Most fruits and vegetables freeze well, Means said. Prepare the item (e.g., chop the onion) so it’s ready to use when you take it out of the freezer. "Freeze things in specific quantities that you would use in recipes, like a quarter cup of chopped onion," she said.
You can put berries on a cookie sheet and freeze them, then put them in plastic freezer bags to keep them from sticking together.
Throw really ripe bananas (peeled) in the freezer to use in smoothies or baked goods.
Chop fresh herbs and freeze them by the teaspoon or tablespoon in water in ice cube trays. Pop out the frozen cubes and keep them in a freezer storage bag. Then when you need a teaspoon or tablespoon of rosemary or thyme, you can just toss the cube into the pot. "Basil will turn dark," she said. "And remember, produce that’s been frozen won’t have the same consistency as fresh. Frozen things are best used in prepared dishes, like using frozen berries in sauces or baked items."
Rinse, don’t soak
Of course, you should wash all the produce you bring home in order to eliminate microorganisms. "There are 48 million cases of food-borne illness in the United States every year," Winter said. "You don’t know who or what touched that piece of produce before you did."
Rinse all produce just before you use it, with the exception of leafy greens, which you can rinse when you bring them home and store in the fridge. Use tap water and don’t soak fruits and vegetables. Do not use soaps or bleaches. For more on safely handling produce, visit Partnership for Food Safety Education.
What’s in the skin?
To peel or not to peel — that is the question. "The skin or peel of many fruits and vegetables is high in minerals and phenolic compounds, which are antioxidants," said Diane Barrett, Ph.D. and UC Agriculture and Natural Resources Cooperative Extension food science specialist at University of California, Davis. "When you remove the peel you will lose the nutrients found in the peel."
In the case of potatoes, you’re mostly losing calcium and iron, while peeled apples shed their fiber and vitamin A.
Cooking method matters
The way you cook food also influences its nutritional value. A good rule of thumb is that the least heat for the least time preserves the most nutrients. Cooking things in water removes the water-soluble vitamins, "which are vitamin C and the B vitamins like thiamin, riboflavin, niacin and B6," Lancaster said. "Steaming vegetables is the best way to preserve their nutrients."
"Microwaving is one of the best ways to heat something rapidly because the waves pass through the entire product almost instantaneously, instead of slowly heating from the ‘outside in’ as with other methods of heating," Barrett said.
You can find the nutritional information on thousands of different foods prepared many different ways on the US Department of Agriculture National Nutrient Database website.
Because produce is very economical – especially if you buy what’s on sale and in season – you can use it to extend more-expensive foods like meat and cheese by making salads, soups and stews.

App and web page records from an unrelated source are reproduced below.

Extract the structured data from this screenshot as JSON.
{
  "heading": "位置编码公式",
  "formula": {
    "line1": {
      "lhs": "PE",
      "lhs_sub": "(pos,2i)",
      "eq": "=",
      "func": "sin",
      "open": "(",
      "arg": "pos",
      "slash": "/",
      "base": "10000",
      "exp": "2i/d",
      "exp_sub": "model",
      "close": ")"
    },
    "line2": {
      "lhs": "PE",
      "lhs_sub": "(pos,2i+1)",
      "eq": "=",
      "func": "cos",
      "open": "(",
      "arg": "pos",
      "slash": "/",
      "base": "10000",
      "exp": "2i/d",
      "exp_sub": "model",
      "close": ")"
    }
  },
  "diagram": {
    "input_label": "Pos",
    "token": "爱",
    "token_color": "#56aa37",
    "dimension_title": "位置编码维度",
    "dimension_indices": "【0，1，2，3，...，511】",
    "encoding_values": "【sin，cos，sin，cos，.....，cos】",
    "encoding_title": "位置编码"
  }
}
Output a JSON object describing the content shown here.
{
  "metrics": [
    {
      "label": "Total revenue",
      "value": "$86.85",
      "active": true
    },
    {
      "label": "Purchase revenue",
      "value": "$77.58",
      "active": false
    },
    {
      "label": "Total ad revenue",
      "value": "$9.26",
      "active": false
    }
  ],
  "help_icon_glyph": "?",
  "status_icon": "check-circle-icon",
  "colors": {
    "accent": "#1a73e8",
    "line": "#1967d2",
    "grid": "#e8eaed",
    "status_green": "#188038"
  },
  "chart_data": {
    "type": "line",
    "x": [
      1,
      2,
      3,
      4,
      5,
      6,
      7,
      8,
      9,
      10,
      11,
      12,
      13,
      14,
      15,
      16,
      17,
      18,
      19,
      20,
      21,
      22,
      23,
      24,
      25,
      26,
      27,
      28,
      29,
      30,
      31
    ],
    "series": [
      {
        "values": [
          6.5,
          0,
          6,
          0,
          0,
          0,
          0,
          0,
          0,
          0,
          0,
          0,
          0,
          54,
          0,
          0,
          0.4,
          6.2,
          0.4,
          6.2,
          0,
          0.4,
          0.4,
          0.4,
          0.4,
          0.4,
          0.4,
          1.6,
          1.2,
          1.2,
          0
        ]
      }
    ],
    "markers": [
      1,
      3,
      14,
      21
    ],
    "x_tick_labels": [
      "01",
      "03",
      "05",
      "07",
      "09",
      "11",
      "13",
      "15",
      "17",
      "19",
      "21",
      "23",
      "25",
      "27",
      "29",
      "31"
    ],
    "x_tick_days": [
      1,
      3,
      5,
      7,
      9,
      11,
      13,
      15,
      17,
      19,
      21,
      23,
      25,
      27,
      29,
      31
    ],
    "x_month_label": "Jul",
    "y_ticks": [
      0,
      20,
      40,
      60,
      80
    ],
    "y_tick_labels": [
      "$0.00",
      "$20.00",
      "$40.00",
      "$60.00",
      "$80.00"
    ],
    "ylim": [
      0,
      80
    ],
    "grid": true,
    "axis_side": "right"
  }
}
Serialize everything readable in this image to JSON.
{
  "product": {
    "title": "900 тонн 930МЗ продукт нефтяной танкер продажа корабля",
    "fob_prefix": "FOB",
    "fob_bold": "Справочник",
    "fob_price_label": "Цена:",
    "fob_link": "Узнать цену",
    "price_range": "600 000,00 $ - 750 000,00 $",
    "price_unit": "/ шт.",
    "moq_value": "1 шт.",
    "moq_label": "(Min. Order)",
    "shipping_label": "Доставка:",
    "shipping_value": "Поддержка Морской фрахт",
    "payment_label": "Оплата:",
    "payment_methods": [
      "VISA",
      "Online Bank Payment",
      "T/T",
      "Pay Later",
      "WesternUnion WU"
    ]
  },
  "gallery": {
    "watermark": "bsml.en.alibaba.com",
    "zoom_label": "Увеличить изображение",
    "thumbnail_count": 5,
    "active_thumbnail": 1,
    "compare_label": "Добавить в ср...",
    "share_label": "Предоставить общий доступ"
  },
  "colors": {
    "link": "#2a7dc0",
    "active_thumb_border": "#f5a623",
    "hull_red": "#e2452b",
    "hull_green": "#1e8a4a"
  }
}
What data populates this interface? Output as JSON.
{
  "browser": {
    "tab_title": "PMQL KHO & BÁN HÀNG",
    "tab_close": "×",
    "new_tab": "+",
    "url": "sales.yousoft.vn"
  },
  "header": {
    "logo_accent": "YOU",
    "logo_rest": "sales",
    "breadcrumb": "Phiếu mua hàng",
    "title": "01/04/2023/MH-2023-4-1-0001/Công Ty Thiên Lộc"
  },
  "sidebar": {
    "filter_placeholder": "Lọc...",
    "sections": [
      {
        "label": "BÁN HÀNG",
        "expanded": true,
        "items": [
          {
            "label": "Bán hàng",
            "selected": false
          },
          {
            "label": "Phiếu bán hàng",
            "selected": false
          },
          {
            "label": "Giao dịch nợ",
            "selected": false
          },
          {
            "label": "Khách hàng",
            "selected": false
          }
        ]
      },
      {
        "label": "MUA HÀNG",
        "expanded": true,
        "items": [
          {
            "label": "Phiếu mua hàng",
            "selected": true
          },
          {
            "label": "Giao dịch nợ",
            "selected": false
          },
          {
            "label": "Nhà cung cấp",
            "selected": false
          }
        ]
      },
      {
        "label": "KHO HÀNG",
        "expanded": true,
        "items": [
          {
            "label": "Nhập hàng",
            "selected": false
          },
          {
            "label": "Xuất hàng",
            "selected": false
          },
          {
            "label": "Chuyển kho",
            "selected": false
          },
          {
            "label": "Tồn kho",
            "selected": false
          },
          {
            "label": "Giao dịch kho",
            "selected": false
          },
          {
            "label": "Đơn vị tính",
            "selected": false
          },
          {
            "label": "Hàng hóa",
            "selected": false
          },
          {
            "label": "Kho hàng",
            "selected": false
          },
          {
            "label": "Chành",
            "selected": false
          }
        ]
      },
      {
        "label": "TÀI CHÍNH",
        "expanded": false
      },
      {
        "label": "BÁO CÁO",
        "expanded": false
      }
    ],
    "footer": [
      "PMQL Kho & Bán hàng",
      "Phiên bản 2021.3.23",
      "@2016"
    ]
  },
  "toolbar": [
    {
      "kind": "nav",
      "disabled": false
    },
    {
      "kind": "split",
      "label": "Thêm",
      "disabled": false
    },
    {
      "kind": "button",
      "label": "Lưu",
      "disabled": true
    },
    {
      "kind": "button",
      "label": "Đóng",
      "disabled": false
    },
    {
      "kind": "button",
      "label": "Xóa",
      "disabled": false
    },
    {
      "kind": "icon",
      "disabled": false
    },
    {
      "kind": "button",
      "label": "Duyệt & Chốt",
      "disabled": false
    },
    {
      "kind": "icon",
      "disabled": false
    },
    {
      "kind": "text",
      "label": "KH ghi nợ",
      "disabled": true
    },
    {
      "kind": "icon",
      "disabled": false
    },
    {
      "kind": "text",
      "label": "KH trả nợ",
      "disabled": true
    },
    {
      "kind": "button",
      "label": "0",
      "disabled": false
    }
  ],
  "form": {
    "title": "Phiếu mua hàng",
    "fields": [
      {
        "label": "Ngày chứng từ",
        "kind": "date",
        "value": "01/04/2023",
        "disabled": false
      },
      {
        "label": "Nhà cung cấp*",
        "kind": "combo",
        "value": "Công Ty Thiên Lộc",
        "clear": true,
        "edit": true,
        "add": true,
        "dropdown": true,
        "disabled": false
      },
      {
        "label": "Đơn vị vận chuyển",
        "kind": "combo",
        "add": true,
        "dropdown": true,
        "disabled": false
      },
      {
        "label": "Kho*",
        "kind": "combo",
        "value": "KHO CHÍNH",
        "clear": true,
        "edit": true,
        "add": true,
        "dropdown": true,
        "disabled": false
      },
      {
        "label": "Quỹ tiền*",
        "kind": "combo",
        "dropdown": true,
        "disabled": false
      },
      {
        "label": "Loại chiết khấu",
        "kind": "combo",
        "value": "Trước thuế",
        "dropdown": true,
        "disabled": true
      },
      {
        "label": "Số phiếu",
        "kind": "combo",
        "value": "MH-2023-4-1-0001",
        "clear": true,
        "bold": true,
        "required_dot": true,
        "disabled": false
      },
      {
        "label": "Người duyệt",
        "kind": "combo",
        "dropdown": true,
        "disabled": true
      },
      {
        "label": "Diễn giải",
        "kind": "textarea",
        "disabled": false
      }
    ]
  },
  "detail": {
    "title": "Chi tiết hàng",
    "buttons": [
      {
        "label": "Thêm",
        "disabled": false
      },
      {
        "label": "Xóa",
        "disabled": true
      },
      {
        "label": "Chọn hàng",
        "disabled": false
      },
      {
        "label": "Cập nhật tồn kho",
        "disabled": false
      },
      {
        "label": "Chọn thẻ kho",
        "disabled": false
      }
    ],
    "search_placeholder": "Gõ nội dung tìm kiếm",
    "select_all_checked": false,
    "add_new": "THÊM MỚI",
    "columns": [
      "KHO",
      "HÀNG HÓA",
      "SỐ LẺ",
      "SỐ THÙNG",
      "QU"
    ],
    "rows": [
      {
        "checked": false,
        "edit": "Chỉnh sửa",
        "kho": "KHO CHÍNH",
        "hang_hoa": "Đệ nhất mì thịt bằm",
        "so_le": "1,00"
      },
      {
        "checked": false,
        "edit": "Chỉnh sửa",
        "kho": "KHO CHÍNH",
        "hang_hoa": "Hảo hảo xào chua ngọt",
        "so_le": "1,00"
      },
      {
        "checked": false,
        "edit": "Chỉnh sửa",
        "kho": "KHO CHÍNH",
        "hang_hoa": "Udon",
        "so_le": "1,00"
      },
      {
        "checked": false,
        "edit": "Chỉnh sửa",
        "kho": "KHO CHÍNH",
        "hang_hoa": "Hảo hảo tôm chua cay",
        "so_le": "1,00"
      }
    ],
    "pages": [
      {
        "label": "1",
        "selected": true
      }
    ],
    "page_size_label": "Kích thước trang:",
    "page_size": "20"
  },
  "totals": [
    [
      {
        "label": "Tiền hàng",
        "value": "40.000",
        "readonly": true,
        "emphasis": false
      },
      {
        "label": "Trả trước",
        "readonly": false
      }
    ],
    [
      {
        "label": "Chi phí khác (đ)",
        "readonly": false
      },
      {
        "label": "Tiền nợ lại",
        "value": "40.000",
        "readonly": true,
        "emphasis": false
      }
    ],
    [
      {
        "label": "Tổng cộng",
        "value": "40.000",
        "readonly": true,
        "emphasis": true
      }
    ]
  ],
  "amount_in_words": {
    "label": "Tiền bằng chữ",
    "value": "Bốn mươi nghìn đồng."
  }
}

Remember the adage "An apple a day keeps the doctor away"? Well, it was wrong, way wrong. Here’s the correct produce prescription for heart health – Eat five fruits and five vegetables every day from as wide a variety as you can.
Struggling to get 4-5 servings each of fruit and vegetables every day? One serving of most items is a half cup, which isn’t much. (See our Fruits & Vegetables infographic for more on serving sizes.) Make half your dinner plate fruits and vegetables if you don’t want to measure out your meals.
You can eliminate calorie-dense snacks like ice cream, cookies and candy bars by substituting fruit. Put baby carrots and celery sticks in bags so they’re easy to grab.
Keep a variety of fruit out on the counter where you can see it. Let the fact that it will go bad stimulate you to eat it. If you store things in the refrigerator, put them up front. Don’t let them migrate to the back and become a science project. And remember, once in the refrigerator they won’t continue to ripen.
Eating your quota of fresh produce is not a sacrifice, it is the basis of good health, and that’s the best way to keep the doctor away.
This information is provided as a resource to our readers. The tips, products or resources listed have not been reviewed or endorsed by the American Heart Association.